Biffy Clyro – ’57’ Live at Wembley
Biffy Clyro are my favourite band. Most of my friends are probably sick of how much I rave about them.
If I had to pick my favourite release of theirs it would have to be the Revolutions // Live at Wembley CD/DVD set. They have a lot of strong albums to pick from, but Revolutions collects most of their best material, and some of the live versions are better than the studio versions. I’ve used that DVD to convert many of my mates into Biffy believers.
The limited edition tin box set that I own is excessive. It came half full with confetti from the concert, along with a piece of wood from a smashed guitar, stickers, a poster, a copy of a diary from the tour manager, and the all important CD/DVD. It cost me an arm and a leg – paying the currency conversion fees and international postage – but I don’t regret it in the slightest.
The DVD includes 25 of Biffy Clyro’s best songs that they’d released at that point. Hard hitting rock anthems, emotional acoustic songs, sing-along ballads, and weird indescribable early eclectic stuff.
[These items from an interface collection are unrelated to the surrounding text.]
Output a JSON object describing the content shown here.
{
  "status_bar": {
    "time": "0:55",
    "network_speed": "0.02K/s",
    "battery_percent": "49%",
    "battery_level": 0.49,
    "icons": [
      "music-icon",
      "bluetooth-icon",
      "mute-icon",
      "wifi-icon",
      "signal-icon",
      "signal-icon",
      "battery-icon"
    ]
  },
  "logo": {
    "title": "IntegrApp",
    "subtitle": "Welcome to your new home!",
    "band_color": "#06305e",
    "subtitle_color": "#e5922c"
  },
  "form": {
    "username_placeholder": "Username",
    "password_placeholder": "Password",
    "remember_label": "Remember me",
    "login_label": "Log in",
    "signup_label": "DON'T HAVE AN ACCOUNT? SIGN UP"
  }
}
Material from their most recent studio album, Only Revolutions, hadn’t changed much while transitioning from studio to live setting, but it was clear that some songs from their early days had evolved over time.
The best of these was the ’57’, from Biffy Clyro’s début album Blackened Sky.
’57’ is a companion piece to ’27’, another single from the album. It’s written in a typically Biffy unusual style, showcasing their penchant for mathy riffs with odd time signatures. For a three-piece band to work well, every member needs to be pretty capable on their instruments. This more than applies to Biffy Clyro, whose three members are all phenomenally gifted. They even split vocal duties in this song. ’57’ features aggressive grungy loud/soft dynamics, such as the quiet “do, do ,do” prechorus that leads into the explosive chorus.
’57’ is a highlight of Blackened Sky, but the live version was so much more exciting and energetic, somehow rejuvenated. Maybe it’s because it was one of the first songs that the band recorded, giving them about 10 years to hone and improve it before they filmed it at Wembley. The infectious “HEY”s in the chorus work so much better with everyone in the crowd shouting it.
Needless to say, I was over the moon when they played it at their first ever New Zealand show. It was certainly a highlight from an already outstanding set.
Usually studio recordings are better quality than live versions, because songs can be edited and touched up during production. Revolutions is a rare exception to that rule, with ’57’ being the most standout example. You can find live versions of songs that Biffy have written since Revolutions on Opposites: Live at Glasgow, but sadly the audio quality for the latter isn’t nearly as good.